◆ Instructions to follow
Among the entries below, find the lines with the word "在SAI里如何取色" and return them.

··· Source data ···

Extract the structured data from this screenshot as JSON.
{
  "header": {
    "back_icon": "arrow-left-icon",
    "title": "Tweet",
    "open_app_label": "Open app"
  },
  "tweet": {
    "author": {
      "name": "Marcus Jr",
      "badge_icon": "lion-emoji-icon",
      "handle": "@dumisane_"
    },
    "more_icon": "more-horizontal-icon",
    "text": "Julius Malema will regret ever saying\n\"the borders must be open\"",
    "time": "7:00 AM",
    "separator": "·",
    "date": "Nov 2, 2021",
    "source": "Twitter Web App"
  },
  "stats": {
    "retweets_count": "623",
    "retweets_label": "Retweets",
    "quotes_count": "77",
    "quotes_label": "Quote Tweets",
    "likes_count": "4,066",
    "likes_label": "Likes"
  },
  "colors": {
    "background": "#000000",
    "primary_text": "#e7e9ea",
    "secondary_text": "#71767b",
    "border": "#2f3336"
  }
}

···
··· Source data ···

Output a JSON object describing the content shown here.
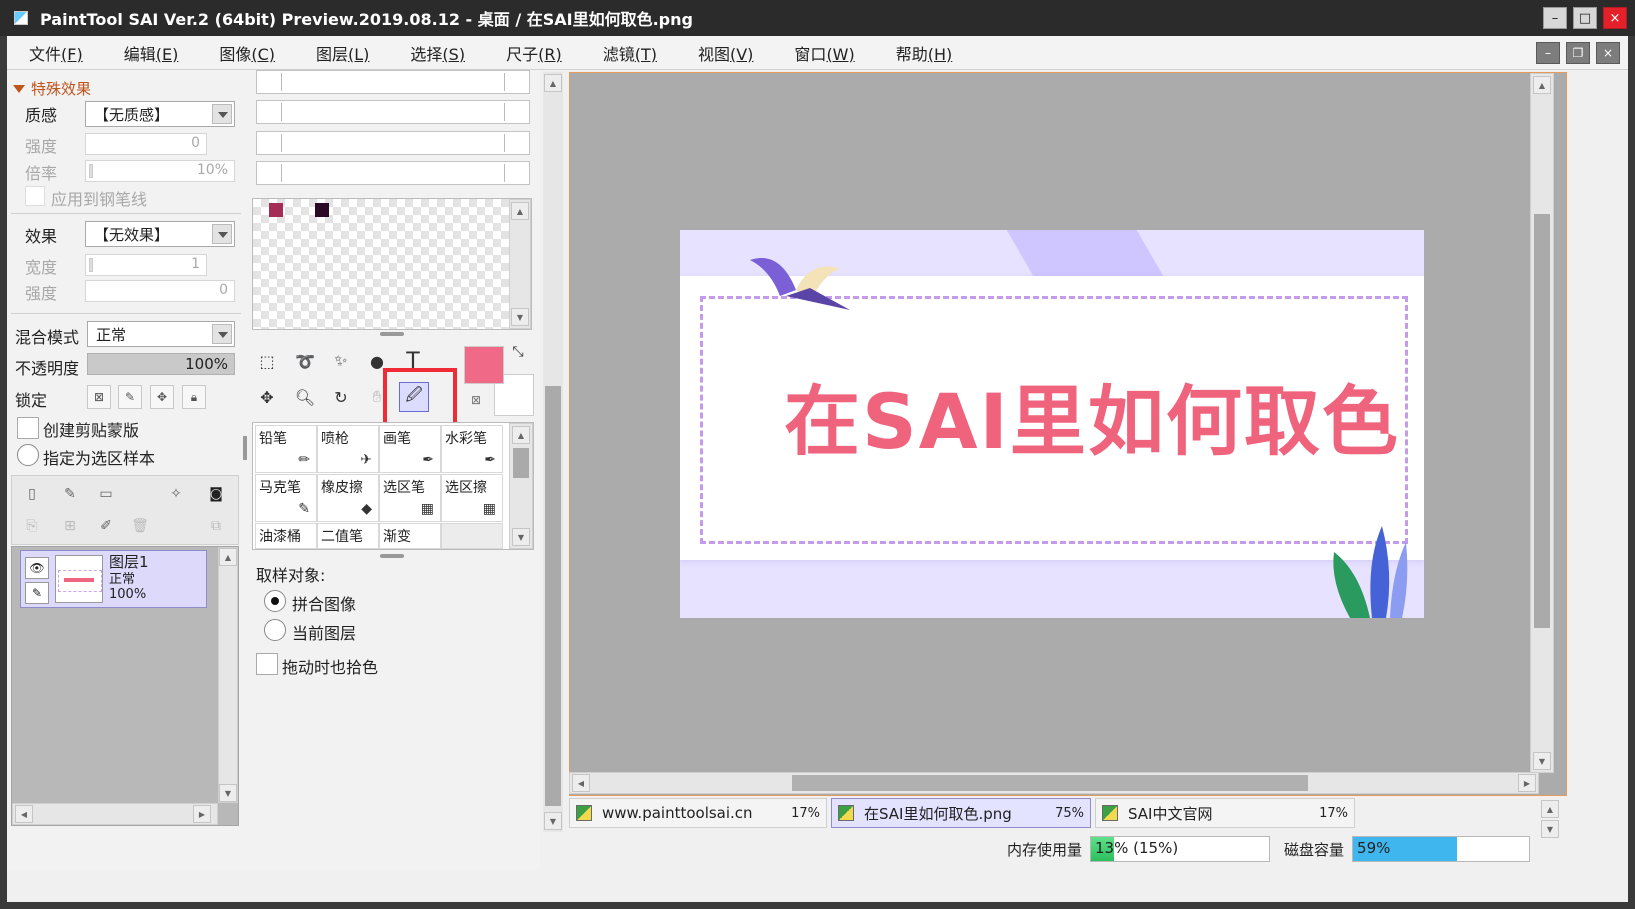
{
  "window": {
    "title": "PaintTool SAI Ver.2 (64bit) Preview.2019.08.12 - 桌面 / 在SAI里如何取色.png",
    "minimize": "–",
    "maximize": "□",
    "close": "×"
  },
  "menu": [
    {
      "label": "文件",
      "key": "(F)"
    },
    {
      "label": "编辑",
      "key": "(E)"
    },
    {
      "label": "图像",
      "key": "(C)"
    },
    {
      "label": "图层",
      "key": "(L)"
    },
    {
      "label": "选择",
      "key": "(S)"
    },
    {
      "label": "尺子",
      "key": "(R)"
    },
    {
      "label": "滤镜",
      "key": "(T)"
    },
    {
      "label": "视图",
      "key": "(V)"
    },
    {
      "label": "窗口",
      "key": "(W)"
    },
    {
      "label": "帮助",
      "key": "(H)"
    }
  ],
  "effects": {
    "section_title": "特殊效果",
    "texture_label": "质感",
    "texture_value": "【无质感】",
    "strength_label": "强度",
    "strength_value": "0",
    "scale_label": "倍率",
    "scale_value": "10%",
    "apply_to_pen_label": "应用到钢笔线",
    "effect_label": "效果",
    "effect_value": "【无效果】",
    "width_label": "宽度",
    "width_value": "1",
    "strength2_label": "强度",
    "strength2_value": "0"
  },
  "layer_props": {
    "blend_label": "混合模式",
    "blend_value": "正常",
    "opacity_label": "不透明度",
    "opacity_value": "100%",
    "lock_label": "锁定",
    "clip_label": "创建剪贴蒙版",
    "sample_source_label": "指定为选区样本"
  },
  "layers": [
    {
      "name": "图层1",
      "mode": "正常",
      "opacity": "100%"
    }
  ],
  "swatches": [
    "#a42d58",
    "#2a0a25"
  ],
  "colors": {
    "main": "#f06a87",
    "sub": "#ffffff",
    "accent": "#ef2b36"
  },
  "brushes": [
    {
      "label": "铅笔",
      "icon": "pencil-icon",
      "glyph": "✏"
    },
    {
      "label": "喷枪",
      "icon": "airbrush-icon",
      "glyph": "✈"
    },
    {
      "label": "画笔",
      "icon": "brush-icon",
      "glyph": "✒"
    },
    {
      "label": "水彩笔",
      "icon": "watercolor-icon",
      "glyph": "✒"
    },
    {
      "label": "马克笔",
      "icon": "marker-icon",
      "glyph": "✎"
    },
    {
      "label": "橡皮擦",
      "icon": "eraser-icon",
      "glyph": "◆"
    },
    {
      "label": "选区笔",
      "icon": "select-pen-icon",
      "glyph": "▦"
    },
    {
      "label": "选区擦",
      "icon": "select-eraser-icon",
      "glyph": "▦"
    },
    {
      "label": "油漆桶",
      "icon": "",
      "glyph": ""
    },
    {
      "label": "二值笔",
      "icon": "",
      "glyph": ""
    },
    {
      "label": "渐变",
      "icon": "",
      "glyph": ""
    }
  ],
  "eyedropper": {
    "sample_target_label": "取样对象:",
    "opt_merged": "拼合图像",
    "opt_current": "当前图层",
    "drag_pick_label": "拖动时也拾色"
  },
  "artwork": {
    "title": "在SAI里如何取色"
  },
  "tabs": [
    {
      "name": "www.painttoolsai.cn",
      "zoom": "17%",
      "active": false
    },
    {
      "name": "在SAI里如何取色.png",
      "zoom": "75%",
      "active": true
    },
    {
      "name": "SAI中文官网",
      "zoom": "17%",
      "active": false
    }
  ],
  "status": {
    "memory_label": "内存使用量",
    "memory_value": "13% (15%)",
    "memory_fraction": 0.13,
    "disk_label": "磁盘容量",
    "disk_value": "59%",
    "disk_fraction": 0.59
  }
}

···

◆ Written reply
    "title": "PaintTool SAI Ver.2 (64bit) Preview.2019.08.12 - 桌面 / 在SAI里如何取色.png",
    "title": "在SAI里如何取色"
      "name": "在SAI里如何取色.png",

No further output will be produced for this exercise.